§ DATA PROVIDED:
========
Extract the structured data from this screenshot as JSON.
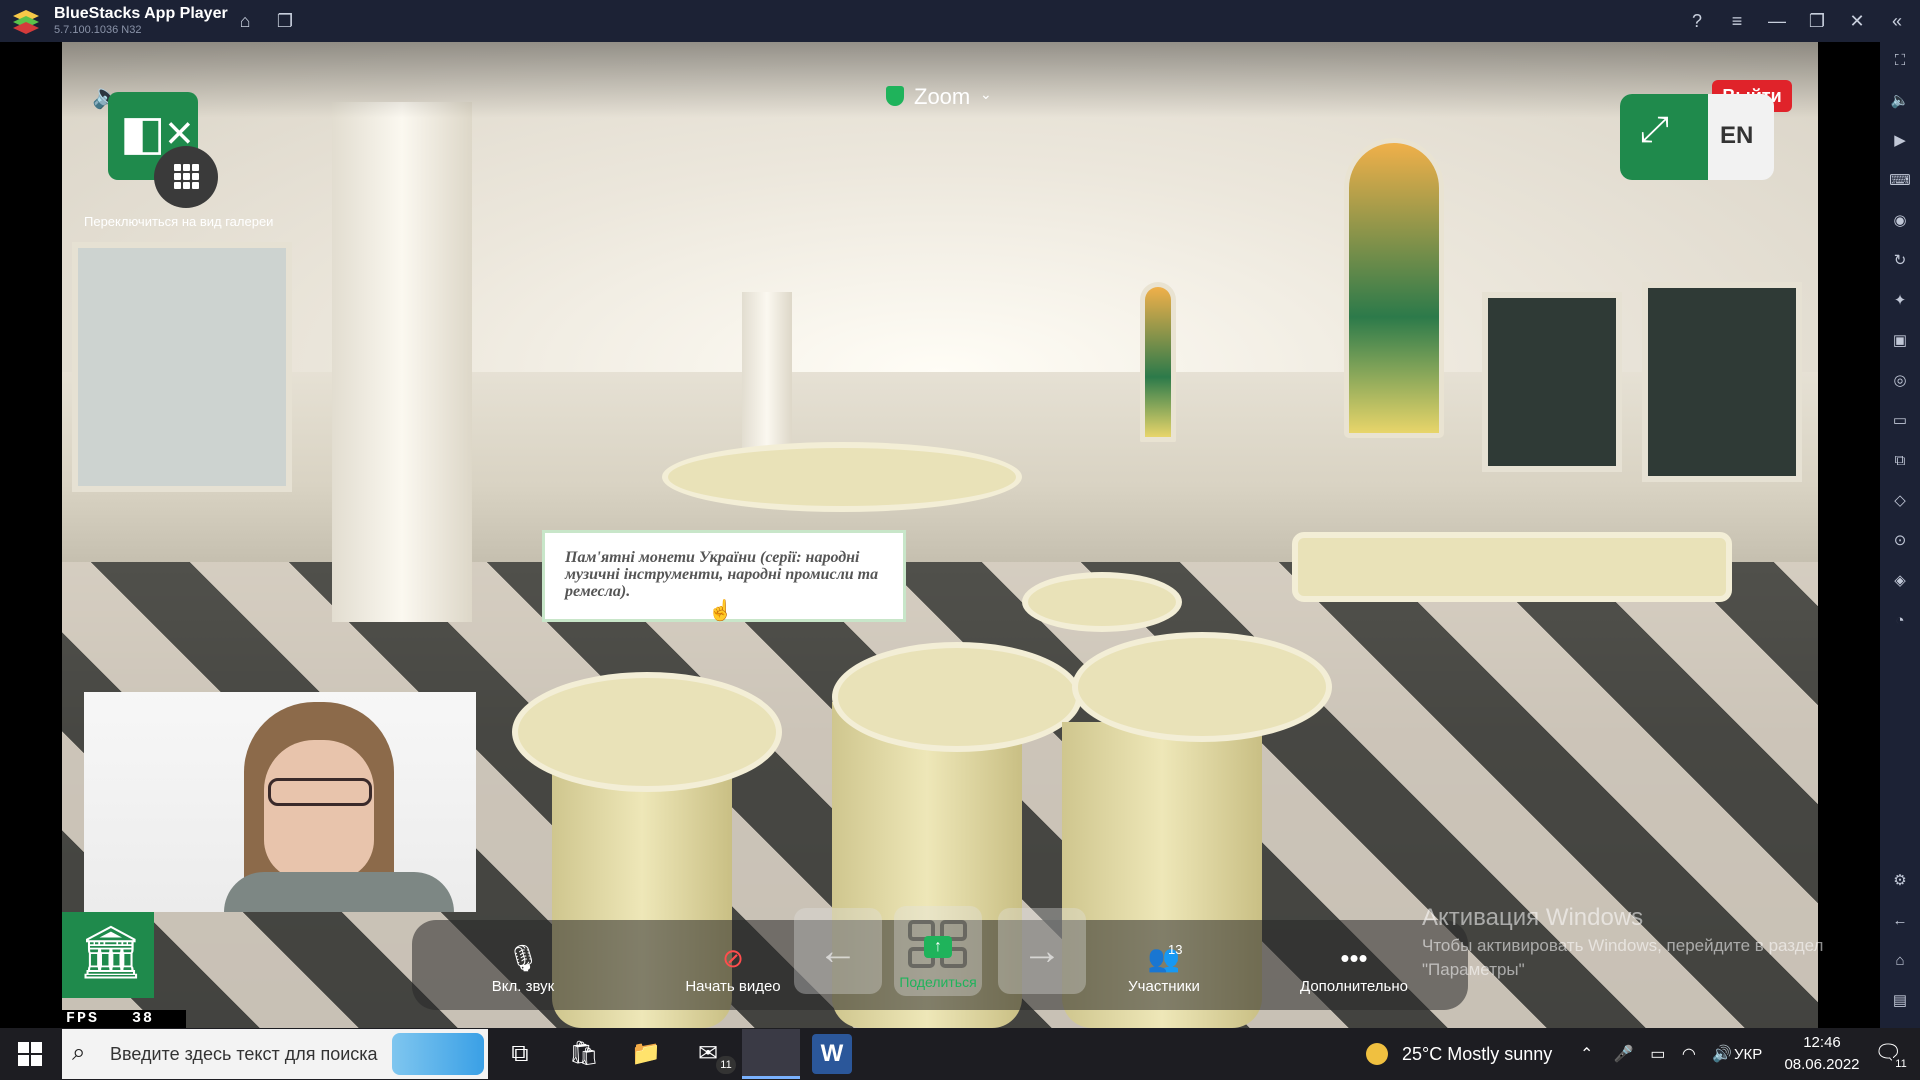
{
  "window": {
    "app_name": "BlueStacks App Player",
    "version": "5.7.100.1036  N32"
  },
  "zoom": {
    "title": "Zoom",
    "exit_label": "Выйти",
    "gallery_hint": "Переключиться на вид галереи",
    "lang_label": "EN"
  },
  "tooltip": {
    "text": "Пам'ятні монети України (серії: народні музичні інструменти, народні промисли та ремесла)."
  },
  "fps": {
    "label": "FPS",
    "value": "38"
  },
  "toolbar": {
    "audio_label": "Вкл. звук",
    "video_label": "Начать видео",
    "share_label": "Поделиться",
    "participants_label": "Участники",
    "participants_count": "13",
    "more_label": "Дополнительно"
  },
  "watermark": {
    "title": "Активация Windows",
    "line1": "Чтобы активировать Windows, перейдите в раздел",
    "line2": "\"Параметры\""
  },
  "taskbar": {
    "search_placeholder": "Введите здесь текст для поиска",
    "weather": "25°C  Mostly sunny",
    "language": "УКР",
    "time": "12:46",
    "date": "08.06.2022",
    "mail_badge": "11",
    "notif_badge": "11"
  },
  "colors": {
    "zoom_green": "#1f8a4c",
    "exit_red": "#e0232a",
    "share_green": "#1fb35b",
    "titlebar": "#1c2235"
  }
}
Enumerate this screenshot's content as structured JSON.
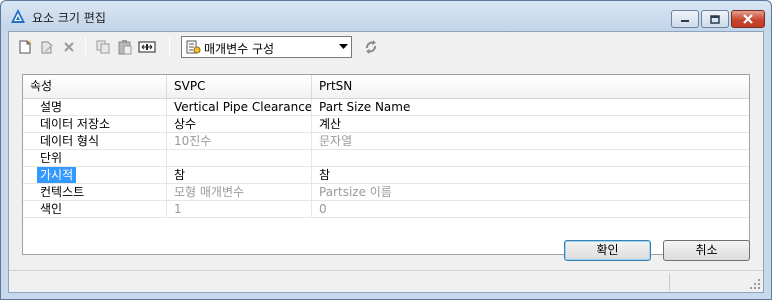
{
  "window": {
    "title": "요소 크기 편집"
  },
  "toolbar": {
    "config_combo_value": "매개변수 구성"
  },
  "grid": {
    "headers": [
      "속성",
      "SVPC",
      "PrtSN"
    ],
    "rows": [
      {
        "label": "설명",
        "svpc": "Vertical Pipe Clearance",
        "prtsn": "Part Size Name",
        "disabled": false
      },
      {
        "label": "데이터 저장소",
        "svpc": "상수",
        "prtsn": "계산",
        "disabled": false
      },
      {
        "label": "데이터 형식",
        "svpc": "10진수",
        "prtsn": "문자열",
        "disabled": true
      },
      {
        "label": "단위",
        "svpc": "",
        "prtsn": "",
        "disabled": false
      },
      {
        "label": "가시적",
        "svpc": "참",
        "prtsn": "참",
        "disabled": false
      },
      {
        "label": "컨텍스트",
        "svpc": "모형 매개변수",
        "prtsn": "Partsize 이름",
        "disabled": true
      },
      {
        "label": "색인",
        "svpc": "1",
        "prtsn": "0",
        "disabled": true
      }
    ]
  },
  "buttons": {
    "ok": "확인",
    "cancel": "취소"
  },
  "colors": {
    "selection": "#3399ff",
    "close_button": "#c8452d",
    "title_bar": "#c2d5ea"
  }
}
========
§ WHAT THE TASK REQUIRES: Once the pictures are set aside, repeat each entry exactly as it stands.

§ TASK ANSWER:
Extract the structured data from this screenshot as JSON.
{
  "window": {
    "app_name": "BlueStacks App Player",
    "version": "5.7.100.1036  N32"
  },
  "zoom": {
    "title": "Zoom",
    "exit_label": "Выйти",
    "gallery_hint": "Переключиться на вид галереи",
    "lang_label": "EN"
  },
  "tooltip": {
    "text": "Пам'ятні монети України (серії: народні музичні інструменти, народні промисли та ремесла)."
  },
  "fps": {
    "label": "FPS",
    "value": "38"
  },
  "toolbar": {
    "audio_label": "Вкл. звук",
    "video_label": "Начать видео",
    "share_label": "Поделиться",
    "participants_label": "Участники",
    "participants_count": "13",
    "more_label": "Дополнительно"
  },
  "watermark": {
    "title": "Активация Windows",
    "line1": "Чтобы активировать Windows, перейдите в раздел",
    "line2": "\"Параметры\""
  },
  "taskbar": {
    "search_placeholder": "Введите здесь текст для поиска",
    "weather": "25°C  Mostly sunny",
    "language": "УКР",
    "time": "12:46",
    "date": "08.06.2022",
    "mail_badge": "11",
    "notif_badge": "11"
  },
  "colors": {
    "zoom_green": "#1f8a4c",
    "exit_red": "#e0232a",
    "share_green": "#1fb35b",
    "titlebar": "#1c2235"
  }
}
Enumerate this screenshot's content as structured JSON.
{
  "window": {
    "title": "요소 크기 편집"
  },
  "toolbar": {
    "config_combo_value": "매개변수 구성"
  },
  "grid": {
    "headers": [
      "속성",
      "SVPC",
      "PrtSN"
    ],
    "rows": [
      {
        "label": "설명",
        "svpc": "Vertical Pipe Clearance",
        "prtsn": "Part Size Name",
        "disabled": false
      },
      {
        "label": "데이터 저장소",
        "svpc": "상수",
        "prtsn": "계산",
        "disabled": false
      },
      {
        "label": "데이터 형식",
        "svpc": "10진수",
        "prtsn": "문자열",
        "disabled": true
      },
      {
        "label": "단위",
        "svpc": "",
        "prtsn": "",
        "disabled": false
      },
      {
        "label": "가시적",
        "svpc": "참",
        "prtsn": "참",
        "disabled": false
      },
      {
        "label": "컨텍스트",
        "svpc": "모형 매개변수",
        "prtsn": "Partsize 이름",
        "disabled": true
      },
      {
        "label": "색인",
        "svpc": "1",
        "prtsn": "0",
        "disabled": true
      }
    ]
  },
  "buttons": {
    "ok": "확인",
    "cancel": "취소"
  },
  "colors": {
    "selection": "#3399ff",
    "close_button": "#c8452d",
    "title_bar": "#c2d5ea"
  }
}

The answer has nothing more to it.